Bubba Watson already has achieved more than he ever imagined. Two green jackets from the Masters. A World Golf Championship title in Shanghai. Six victories on the PGA Tour. And now he has raised the bar on what he hopes to accomplish before he's finished.
It doesn't sound like much, not compared with 79 wins by Tiger Woods, or Sam Snead's record of 82. Not even compared with 20 wins by Davis Love III.
"The global game makes it harder to win," Watson said after winning the HSBC Champions. "Ten wins for me personally, and any young player, that's the first goal. Because that number 10, we don't talk about it enough. Everybody in the field is so talented."
There was a time when 10 victories was good, but not even close to great.
The PGA Tour awards a lifetime exemption for 20 wins. Four active players on the PGA Tour have at least 20 victories — Woods, Phil Mickelson (42), Vijay Singh (34) and Love. But there are 33 others from previous eras who are in the 20-win club.
Maybe it's time to lower the bar.
"I think if you get to double digits," Hunter Mahan. "How many guys have that?"
It's not that long of a list. Ernie Els has 19 and Jim Furyk has 16. David Toms and David Duval are at 13 as they wind down their careers. Steve Stricker and Justin Leonard are at 12, while Zach Johnson and Adam Scott have won 11 times.
Rory McIlroy has nine wins on the PGA Tour, all against the strongest fields. Projections for Boy Wonder are higher, and they should. be. He's special, one of those players who come along every other generation or so.
As for the rest of them?
Maybe there's too much money in golf — 50 players earned more money in 2014 than Arnold Palmer did in his career — and it lessens the motivation to win. There was a time not long ago when it was harder to win because Woods wasn't leaving much for anyone else.
The more reasonable explanation is that these guys really are good. And there are more of them than ever before.
"It's hard to see a 40-time winner on tour now, isn't it?" said Geoff Ogilvy, who has eight career wins. "As good as (Jordan) Spieth is, 40 times! That's two times a year for 20 years. So there's less of that. The golf is better. But the winning, the piling up wins, there's less of that."
Fred Couples was inducted into the World Golf Hall of Fame with only 15 wins and one major. Mark O'Meara will be inducted this summer with a slightly better record — 16 wins and two majors. Can Furyk be that far behind with his 16 victories and U.S. Open title? And while money is not a great measure with inflation and TV money, Furyk's $60 million in career money trails only Woods, Mickelson and Singh.
Maybe there's a reason some administrator at the PGA Tour set the bar at 20 wins for a lifetime exemption.
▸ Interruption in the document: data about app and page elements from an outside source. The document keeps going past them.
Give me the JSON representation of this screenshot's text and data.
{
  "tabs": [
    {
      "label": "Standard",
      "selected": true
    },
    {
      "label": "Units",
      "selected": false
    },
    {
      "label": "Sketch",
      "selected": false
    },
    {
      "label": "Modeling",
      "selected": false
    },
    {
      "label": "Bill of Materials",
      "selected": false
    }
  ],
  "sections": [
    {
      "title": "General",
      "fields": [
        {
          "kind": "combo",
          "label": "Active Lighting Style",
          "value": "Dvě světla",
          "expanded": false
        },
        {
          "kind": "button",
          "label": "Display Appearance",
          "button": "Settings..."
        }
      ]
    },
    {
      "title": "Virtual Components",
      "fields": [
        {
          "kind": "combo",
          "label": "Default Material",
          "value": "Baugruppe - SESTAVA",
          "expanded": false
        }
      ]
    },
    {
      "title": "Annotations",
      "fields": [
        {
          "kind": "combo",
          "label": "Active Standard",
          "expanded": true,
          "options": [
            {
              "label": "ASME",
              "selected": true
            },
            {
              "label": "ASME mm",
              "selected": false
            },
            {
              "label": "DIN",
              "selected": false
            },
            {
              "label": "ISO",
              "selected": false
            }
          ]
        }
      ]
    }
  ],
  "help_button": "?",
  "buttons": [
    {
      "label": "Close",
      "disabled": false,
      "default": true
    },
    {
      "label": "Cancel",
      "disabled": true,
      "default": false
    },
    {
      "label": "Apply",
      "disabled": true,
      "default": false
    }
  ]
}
Except for the truly great ones, that club doesn't figure to get much larger. Love was the last player to get his 20th victory at age 44.
Matt Kuchar is fond of saying that no tour has ever held back a great player, and that principle applies. The great ones will accomplish exceedingly more, whether their names are Nicklaus or Palmer, Hogan or Snead, Trevino or Casper. Woods picked up his 20th career win in the U.S. Open at Pebble Beach when he was 24. Mickelson was 31 when he won for the 20th time at the Bob Hope Classic two years later. Those two are elite.
The definition of great, however, is getting blurry.
"What's great in our generation? It's hard to say," Kuchar said. "It's a classic argument, and I'm not sure there is a right answer. ... We're really judge on majors, but 20 wins, the lifetime deal would be a cool feather in the cap."
Johnson doesn't get enough credit to have won 11 times (including the Masters) even though he lacks the kind of power that defines the modern generation. Leonard was like that a decade earlier. Asked what he would call a good career, Johnson lowered the bar to four or five victories.
"Just because it's so hard," he said. "There are some guys who won last year I haven't even met."
Someone will add to that total at the Hyundai Tournament of Champions this week. Johnson has the most victories of anyone in the field. Watson could win and bump his total to seven career wins, inching closer to his goal — or at least his next goal.
"I'm going to keep trying until I get to 10, and then I'll switch it from there," he said. "Or retire."